119. oldal - Tarsus, bound for the isles Of Javan or Gadire, With all her bravery on, and tackle trim, Sails fill'd, and streamers waving, Courted by all the winds that hold them play...
146. oldal - ... and fighting our ain battles. But when the hour of trouble comes to the mind or to the body — and seldom may it visit your Leddyship — and when the hour of death comes, that comes to high and low — lang and late may it be yours — O, my Leddy, then it isna what we hae dune for oursells, but what we hae dune for others, that we think on maist pleasantly.
26. oldal - A little that a righteous man hath is better than the riches of many wicked.
24. oldal - Some say that we wan, and some say that they wan, And some say that nane wan at a', man But of ae thing I'm sure, that on Sheriff-muir A battle there was that I saw, man.
66. oldal - He that is down needs fear no fall; He that is low, no pride. He that is humble, ever shall Have God to be his guide. I am content with what I have, Little be it or much ; And, Lord, contentment still I crave, Because thou savest such. Fulness to such a burden is, That go on pilgrimage ; Here little, and hereafter bliss, Is best from age to age.
66. oldal - Christian saw the picture of a very grave person hang up against the wall; and this was the fashion of it. It had eyes lifted up to heaven, the best of books in his hand, the law of truth was written upon his lips, the world was behind his back. It stood as if it pleaded with men, and a crown of gold did hang over his head.
1. oldal - Tis the voice of the sluggard ; I heard him complain, " You have waked me too soon, I must slumber again." As the door on its hinges, so he on his bed, Turns his sides, and his shoulders, and his heavy head. "A little more sleep, and a little more slumber...
35. oldal - Proud Maisie is in the wood, Walking so early; Sweet Robin sits on the bush, Singing so rarely. '"Tell me, thou bonny bird. When shall I marry me?' 'When six braw gentlemen Kirkward shall carry ye.

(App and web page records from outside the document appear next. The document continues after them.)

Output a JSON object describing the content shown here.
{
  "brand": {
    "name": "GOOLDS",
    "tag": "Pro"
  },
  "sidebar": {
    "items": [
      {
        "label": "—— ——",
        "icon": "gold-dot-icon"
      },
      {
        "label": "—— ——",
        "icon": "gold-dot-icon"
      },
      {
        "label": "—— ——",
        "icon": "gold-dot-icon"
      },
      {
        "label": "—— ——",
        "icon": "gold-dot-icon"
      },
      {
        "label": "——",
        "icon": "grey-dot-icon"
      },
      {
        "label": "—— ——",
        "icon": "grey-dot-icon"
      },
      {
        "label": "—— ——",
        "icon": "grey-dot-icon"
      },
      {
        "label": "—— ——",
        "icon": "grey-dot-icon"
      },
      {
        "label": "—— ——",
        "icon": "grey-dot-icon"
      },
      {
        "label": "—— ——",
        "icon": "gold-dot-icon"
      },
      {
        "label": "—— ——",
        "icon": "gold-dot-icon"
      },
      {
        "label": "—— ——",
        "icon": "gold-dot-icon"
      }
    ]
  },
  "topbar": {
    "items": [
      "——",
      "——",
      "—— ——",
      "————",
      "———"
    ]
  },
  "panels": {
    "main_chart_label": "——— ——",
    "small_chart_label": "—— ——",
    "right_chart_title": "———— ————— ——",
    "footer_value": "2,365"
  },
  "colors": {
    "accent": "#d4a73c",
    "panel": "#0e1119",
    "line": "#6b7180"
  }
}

85. oldal - Fantastic passions ! maddening brawl ! And shame and terror over all ! Deeds to be hid which were not hid, Which all confused I could not know Whether I suffered, or I did: For all seemed guilt, remorse or woe, My own or others still the same Life-stifling fear, soul-stifling shame.
131. oldal - The carriage rolled rapidly onwards through fertile meadows, ornamented with splendid old oaks, and catching occasionally a glance of the majestic mirror of a broad and placid riv.er. After passing through a pleasant village, the equipage stopped on a commanding eminence, where the beauty of English landscape was displayed in its utmost luxuriance.